» **YOUR TASK**: An exact restatement of the entire listing is needed, excluding all images.
━━ SUPPLIED ENTRIES
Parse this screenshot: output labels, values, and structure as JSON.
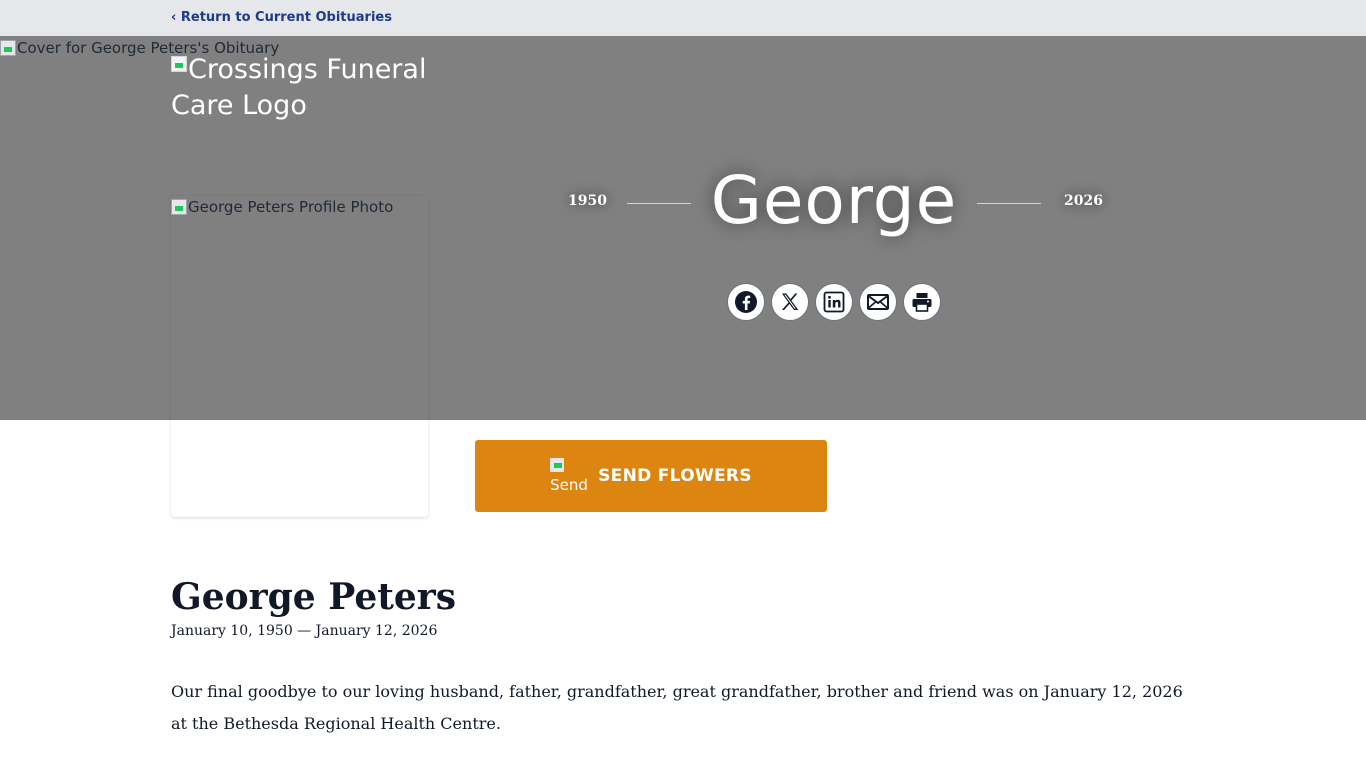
{
  "topbar": {
    "return_label": "‹ Return to Current Obituaries"
  },
  "cover": {
    "alt": "Cover for George Peters's Obituary"
  },
  "logo": {
    "alt": "Crossings Funeral Care Logo"
  },
  "profile": {
    "alt": "George Peters Profile Photo"
  },
  "header": {
    "birth_year": "1950",
    "death_year": "2026",
    "first_name": "George"
  },
  "share": {
    "icons": [
      "facebook-icon",
      "x-icon",
      "linkedin-icon",
      "email-icon",
      "print-icon"
    ]
  },
  "flowers": {
    "icon_alt": "Send",
    "label": "SEND FLOWERS",
    "color": "#dd8511"
  },
  "obituary": {
    "name": "George Peters",
    "dates": "January 10, 1950 — January 12, 2026",
    "text": "Our final goodbye to our loving husband, father, grandfather, great grandfather, brother and friend was on January 12, 2026 at the Bethesda Regional Health Centre."
  },
  "colors": {
    "topbar": "#e5e7eb",
    "cover": "#808080",
    "link": "#1e3a8a",
    "text": "#111827"
  }
}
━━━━
» **SOLUTION**:
Parse this screenshot: output labels, values, and structure as JSON.
{
  "topbar": {
    "return_label": "‹ Return to Current Obituaries"
  },
  "cover": {
    "alt": "Cover for George Peters's Obituary"
  },
  "logo": {
    "alt": "Crossings Funeral Care Logo"
  },
  "profile": {
    "alt": "George Peters Profile Photo"
  },
  "header": {
    "birth_year": "1950",
    "death_year": "2026",
    "first_name": "George"
  },
  "share": {
    "icons": [
      "facebook-icon",
      "x-icon",
      "linkedin-icon",
      "email-icon",
      "print-icon"
    ]
  },
  "flowers": {
    "icon_alt": "Send",
    "label": "SEND FLOWERS",
    "color": "#dd8511"
  },
  "obituary": {
    "name": "George Peters",
    "dates": "January 10, 1950 — January 12, 2026",
    "text": "Our final goodbye to our loving husband, father, grandfather, great grandfather, brother and friend was on January 12, 2026 at the Bethesda Regional Health Centre."
  },
  "colors": {
    "topbar": "#e5e7eb",
    "cover": "#808080",
    "link": "#1e3a8a",
    "text": "#111827"
  }
}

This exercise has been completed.